Assignment
Lines from the entries below that hold "name" form the answer; copy all of them.

*** Supplied information ***

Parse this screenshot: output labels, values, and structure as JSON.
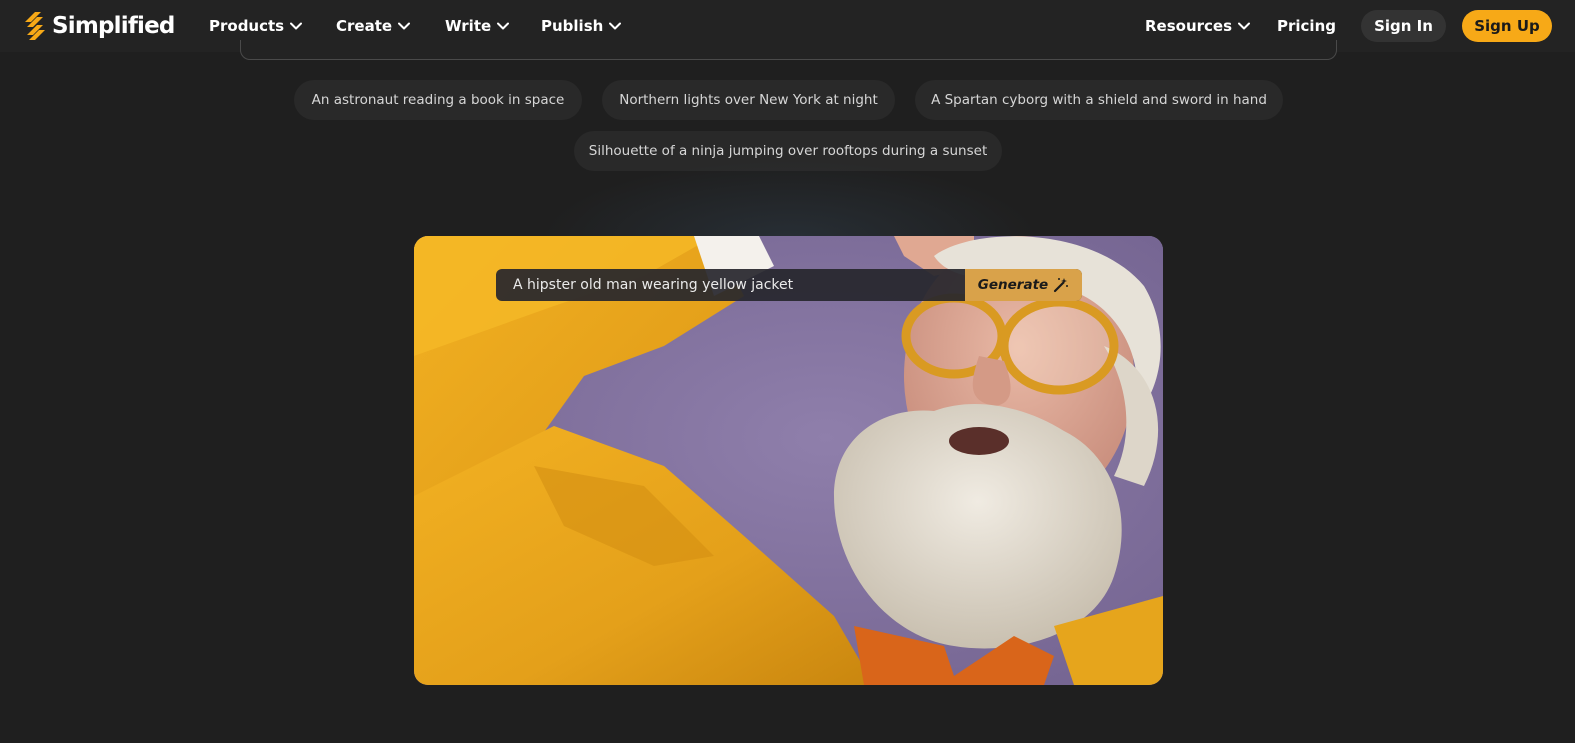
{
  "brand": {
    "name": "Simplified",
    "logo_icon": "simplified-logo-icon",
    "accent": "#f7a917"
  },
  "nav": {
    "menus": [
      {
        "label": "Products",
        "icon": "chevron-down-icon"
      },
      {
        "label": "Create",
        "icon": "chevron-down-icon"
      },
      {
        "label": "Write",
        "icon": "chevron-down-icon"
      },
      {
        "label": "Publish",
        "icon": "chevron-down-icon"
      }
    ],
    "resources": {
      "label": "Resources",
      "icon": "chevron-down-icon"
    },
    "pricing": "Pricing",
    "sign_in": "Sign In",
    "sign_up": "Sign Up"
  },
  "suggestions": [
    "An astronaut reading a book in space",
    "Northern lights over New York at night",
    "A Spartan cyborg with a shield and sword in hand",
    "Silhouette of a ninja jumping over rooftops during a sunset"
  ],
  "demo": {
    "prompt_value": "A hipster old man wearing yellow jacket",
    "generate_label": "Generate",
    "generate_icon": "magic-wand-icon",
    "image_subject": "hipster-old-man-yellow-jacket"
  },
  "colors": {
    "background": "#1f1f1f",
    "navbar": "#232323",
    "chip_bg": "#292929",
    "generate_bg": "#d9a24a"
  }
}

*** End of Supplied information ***
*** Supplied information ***

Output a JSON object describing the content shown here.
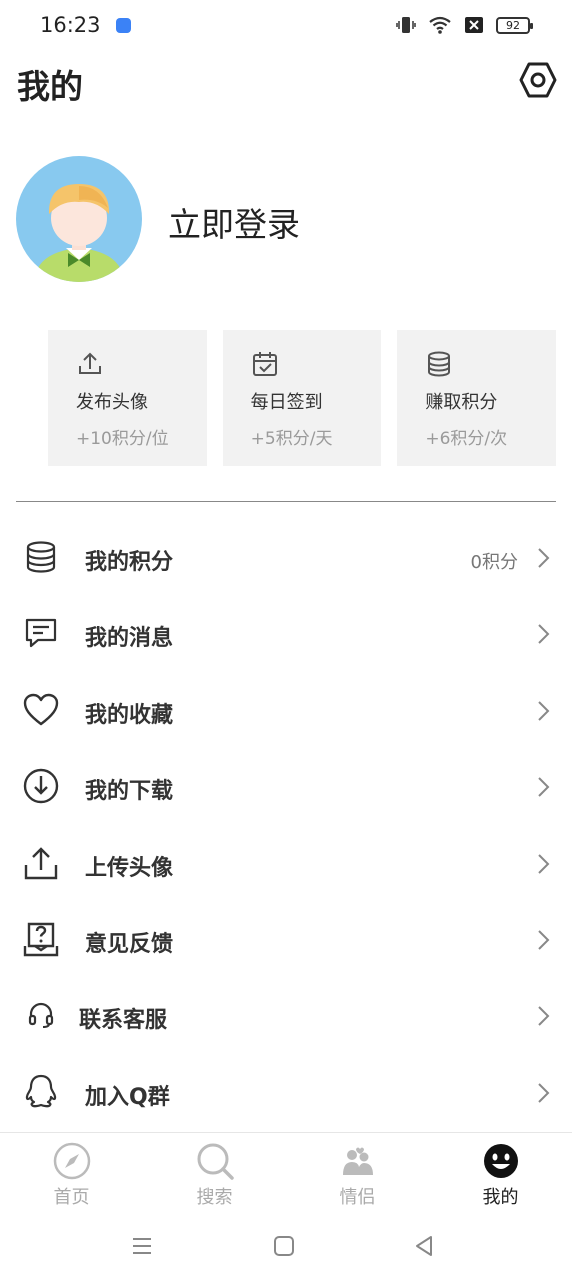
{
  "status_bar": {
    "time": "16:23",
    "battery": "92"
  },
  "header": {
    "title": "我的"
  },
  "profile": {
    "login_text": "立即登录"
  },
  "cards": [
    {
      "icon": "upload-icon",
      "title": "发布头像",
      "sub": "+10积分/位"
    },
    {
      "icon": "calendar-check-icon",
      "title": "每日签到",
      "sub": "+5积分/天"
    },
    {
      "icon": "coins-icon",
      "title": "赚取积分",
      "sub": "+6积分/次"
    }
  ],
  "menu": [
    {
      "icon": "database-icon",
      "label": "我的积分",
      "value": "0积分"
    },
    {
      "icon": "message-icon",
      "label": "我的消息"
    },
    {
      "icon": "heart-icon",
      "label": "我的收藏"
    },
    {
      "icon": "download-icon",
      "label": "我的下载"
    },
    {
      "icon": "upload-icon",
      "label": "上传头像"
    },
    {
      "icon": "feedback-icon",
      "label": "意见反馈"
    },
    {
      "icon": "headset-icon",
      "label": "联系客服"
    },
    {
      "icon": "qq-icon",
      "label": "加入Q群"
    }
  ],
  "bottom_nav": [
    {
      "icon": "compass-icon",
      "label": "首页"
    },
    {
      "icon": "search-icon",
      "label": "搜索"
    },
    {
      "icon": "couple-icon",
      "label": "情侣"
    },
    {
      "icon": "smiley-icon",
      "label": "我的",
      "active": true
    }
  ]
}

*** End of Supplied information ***
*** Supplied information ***

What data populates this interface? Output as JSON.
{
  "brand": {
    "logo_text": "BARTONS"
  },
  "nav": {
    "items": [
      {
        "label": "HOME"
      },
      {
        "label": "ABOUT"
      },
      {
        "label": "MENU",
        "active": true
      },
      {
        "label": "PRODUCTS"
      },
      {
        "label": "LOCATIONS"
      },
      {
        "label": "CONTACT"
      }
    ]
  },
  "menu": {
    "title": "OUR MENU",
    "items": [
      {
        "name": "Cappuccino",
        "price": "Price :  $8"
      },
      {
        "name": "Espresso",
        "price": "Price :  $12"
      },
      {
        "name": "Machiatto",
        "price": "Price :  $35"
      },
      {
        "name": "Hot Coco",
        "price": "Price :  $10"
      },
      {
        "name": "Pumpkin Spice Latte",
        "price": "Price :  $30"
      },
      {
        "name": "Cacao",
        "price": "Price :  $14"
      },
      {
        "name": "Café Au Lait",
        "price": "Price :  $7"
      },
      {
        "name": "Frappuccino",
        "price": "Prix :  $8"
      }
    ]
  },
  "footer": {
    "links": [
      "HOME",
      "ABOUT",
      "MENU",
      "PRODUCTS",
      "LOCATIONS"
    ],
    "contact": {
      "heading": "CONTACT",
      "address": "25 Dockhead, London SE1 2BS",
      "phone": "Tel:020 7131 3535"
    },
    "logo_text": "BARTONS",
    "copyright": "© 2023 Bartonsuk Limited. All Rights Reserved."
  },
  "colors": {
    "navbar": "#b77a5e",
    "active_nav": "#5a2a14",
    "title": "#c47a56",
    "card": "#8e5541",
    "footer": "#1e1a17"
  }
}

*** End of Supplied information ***

Your solution
    "name": "Simplified",
        "name": "Cappuccino",
        "name": "Espresso",
        "name": "Machiatto",
        "name": "Hot Coco",
        "name": "Pumpkin Spice Latte",
        "name": "Cacao",
        "name": "Café Au Lait",
        "name": "Frappuccino",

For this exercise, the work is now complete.